Updated: Jan 2, 2018

Standard Deviation

Standard Deviation is a measure of spread. A low standard deviation tell us the data is closely clustered around the mean while a high standard deviation says the data is dispersed over a wider range of values. 

Standard deviation is often used when a data is approximately normally distributed. It is

usually visualized to show how a data point is above or below the population mean. A data point that is beyond a certain number of standard deviations represents an outcome that is significantly below or above the average. This can be used to determine whether a result is “statistically significant” or part of “expected variation.”

In order to calculate the standard deviation, we measure the distance from the average for each element in a population and take the square of the difference. Then we divide it by the number of elements. This value gives us what is called the variance, which it's squareroot gives us the standard deviation:

Standard Error

In an AB test, our primary goal is to understand whether the proportions (conversion rates, add to carts, signup rates etc.) are statistically different enough between two treatments. So essentially, we are interested in how precisely we have measured the difference of proportions between the two groups. This measure is called the standard error of the difference. You can think of SE as the SD of the mean.
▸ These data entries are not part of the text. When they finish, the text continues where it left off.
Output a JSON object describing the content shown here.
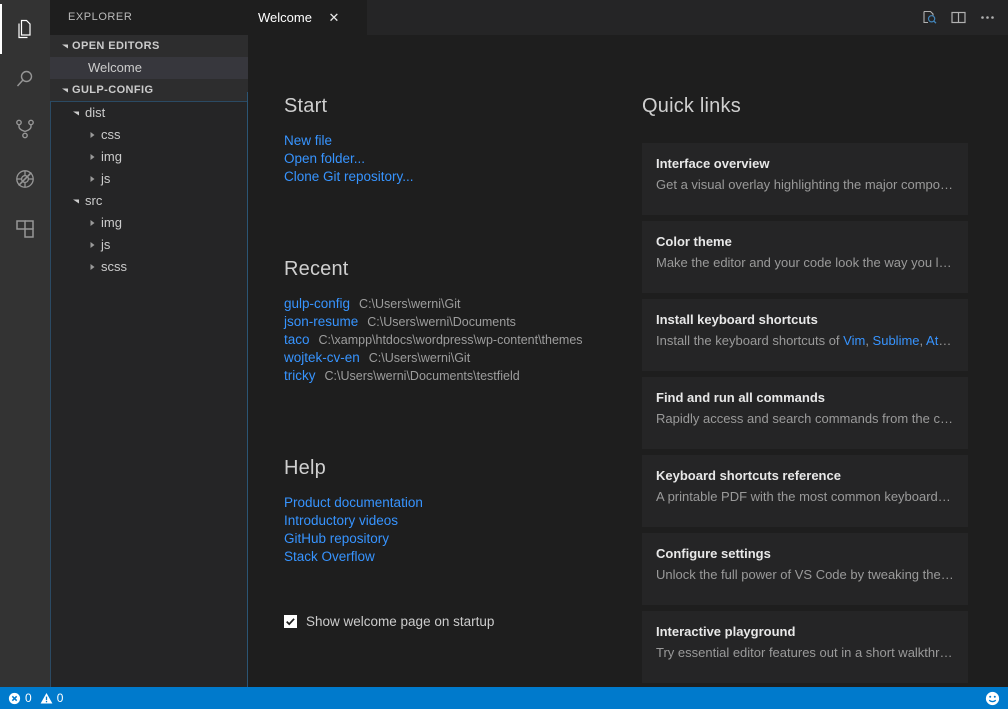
{
  "activity_bar": {
    "items": [
      {
        "name": "explorer",
        "icon": "files-icon",
        "active": true
      },
      {
        "name": "search",
        "icon": "search-icon",
        "active": false
      },
      {
        "name": "source-control",
        "icon": "source-control-icon",
        "active": false
      },
      {
        "name": "debug",
        "icon": "debug-icon",
        "active": false
      },
      {
        "name": "extensions",
        "icon": "extensions-icon",
        "active": false
      }
    ]
  },
  "sidebar": {
    "title": "EXPLORER",
    "open_editors": {
      "header": "OPEN EDITORS",
      "items": [
        {
          "label": "Welcome"
        }
      ]
    },
    "folder": {
      "header": "GULP-CONFIG",
      "tree": [
        {
          "label": "dist",
          "depth": 0,
          "expanded": true
        },
        {
          "label": "css",
          "depth": 1,
          "expanded": false
        },
        {
          "label": "img",
          "depth": 1,
          "expanded": false
        },
        {
          "label": "js",
          "depth": 1,
          "expanded": false
        },
        {
          "label": "src",
          "depth": 0,
          "expanded": true
        },
        {
          "label": "img",
          "depth": 1,
          "expanded": false
        },
        {
          "label": "js",
          "depth": 1,
          "expanded": false
        },
        {
          "label": "scss",
          "depth": 1,
          "expanded": false
        }
      ]
    }
  },
  "tabs": {
    "active": "Welcome",
    "items": [
      {
        "label": "Welcome",
        "close": "✕"
      }
    ],
    "actions": [
      {
        "name": "open-preview-icon"
      },
      {
        "name": "split-editor-icon"
      },
      {
        "name": "more-actions-icon"
      }
    ]
  },
  "welcome": {
    "start": {
      "title": "Start",
      "links": [
        {
          "label": "New file"
        },
        {
          "label": "Open folder..."
        },
        {
          "label": "Clone Git repository..."
        }
      ]
    },
    "recent": {
      "title": "Recent",
      "items": [
        {
          "name": "gulp-config",
          "path": "C:\\Users\\werni\\Git"
        },
        {
          "name": "json-resume",
          "path": "C:\\Users\\werni\\Documents"
        },
        {
          "name": "taco",
          "path": "C:\\xampp\\htdocs\\wordpress\\wp-content\\themes"
        },
        {
          "name": "wojtek-cv-en",
          "path": "C:\\Users\\werni\\Git"
        },
        {
          "name": "tricky",
          "path": "C:\\Users\\werni\\Documents\\testfield"
        }
      ]
    },
    "help": {
      "title": "Help",
      "links": [
        {
          "label": "Product documentation"
        },
        {
          "label": "Introductory videos"
        },
        {
          "label": "GitHub repository"
        },
        {
          "label": "Stack Overflow"
        }
      ]
    },
    "startup_checkbox": {
      "label": "Show welcome page on startup",
      "checked": true
    },
    "quick_links": {
      "title": "Quick links",
      "cards": [
        {
          "title": "Interface overview",
          "desc": "Get a visual overlay highlighting the major componen…"
        },
        {
          "title": "Color theme",
          "desc": "Make the editor and your code look the way you love"
        },
        {
          "title": "Install keyboard shortcuts",
          "desc_prefix": "Install the keyboard shortcuts of ",
          "desc_links": [
            "Vim",
            "Sublime",
            "Atom…"
          ],
          "desc": "Install the keyboard shortcuts of Vim, Sublime, Atom…"
        },
        {
          "title": "Find and run all commands",
          "desc": "Rapidly access and search commands from the contr…"
        },
        {
          "title": "Keyboard shortcuts reference",
          "desc": "A printable PDF with the most common keyboard sho…"
        },
        {
          "title": "Configure settings",
          "desc": "Unlock the full power of VS Code by tweaking the set…"
        },
        {
          "title": "Interactive playground",
          "desc": "Try essential editor features out in a short walkthrough"
        }
      ]
    }
  },
  "status_bar": {
    "errors": "0",
    "warnings": "0",
    "feedback_icon": "smiley-icon"
  },
  "colors": {
    "accent": "#007acc",
    "link": "#3794ff",
    "editor_bg": "#1e1e1e",
    "sidebar_bg": "#252526",
    "activity_bg": "#333333",
    "card_bg": "#252526"
  }
}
The formula for it is:

The formula can be derived from the variance of a sum of independent random variables:

Source: https://en.wikipedia.org/wiki/Standard_error

Standard Error for Proportions
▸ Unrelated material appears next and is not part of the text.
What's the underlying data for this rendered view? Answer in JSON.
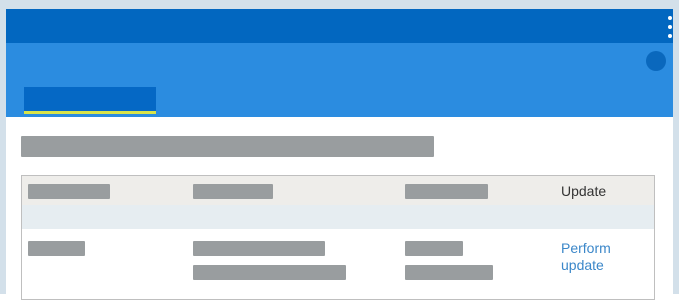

For proportions, the Standard Error has a simplified version. 

Let’s suppose that there are m 1s and (n-m) 0s among n subjects (1s can be customers that converted and 0s customers that didn't). Then we can say that (xi−x̄) will be equal to (1-m/n) for m observations and 0-m/n for (n-m) observations:

Remember the standard deviation formula is 
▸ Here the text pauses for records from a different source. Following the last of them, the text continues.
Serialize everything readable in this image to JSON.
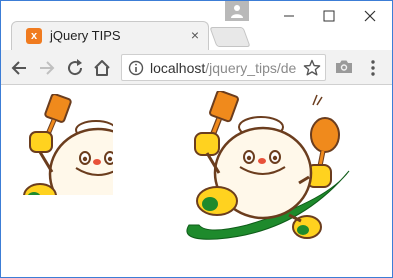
{
  "tab": {
    "favicon_letter": "x",
    "title": "jQuery TIPS",
    "close_glyph": "×"
  },
  "toolbar": {
    "url_host": "localhost",
    "url_path": "/jquery_tips/de"
  },
  "content": {
    "images": [
      {
        "name": "cropped mascot image"
      },
      {
        "name": "full mascot image"
      }
    ]
  },
  "colors": {
    "accent": "#3c7dd6",
    "favicon": "#f07b1f",
    "mascot_orange": "#f08a1c",
    "mascot_yellow": "#ffd21f",
    "mascot_green": "#1e8a2c",
    "mascot_brown": "#6b3d1e"
  }
}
which for proportions becomes:

And using the formula for SE, we get SE for proportions as:

Standard Error of Difference

The difference of two normally distributed variates is also normally distributed, and the Standard Error of their difference is the square root of the sum of squares of their SEs :

Proof can be found here: http://mathworld.wolfram.com/NormalDifferenceDistribution.html

For proportions this simply becomes:

Standard Error of Difference used in the “Two Proportions Z-Test”

Remember that we defined the Z-Score for the difference in proportions as:

So essentially, in testing the difference of two population proportions, we have a test statistic that is of the form:

Proportion Differences / SE of Proportion Difference

Recall from above that the formula for SE of proportion differences is:

So normally, we would do the above calculation to provide or best estimation towards the SE of proportion differences. Yet, since we know that A and B are two different samples from the same population, we have a really strong reason to beleive that their variances would be equal. Knowing that gives us a better accuracy in estimating the SE of the proportion differences. For that reason, we equate the variances of A and B via a common value of p, say, that is, p1=p2=p where we simply define p (the pooled proportion) as:

where Y is the number of successes (conversions, add to carts etc.)

In that case, the SE of proportion differences actually becomes: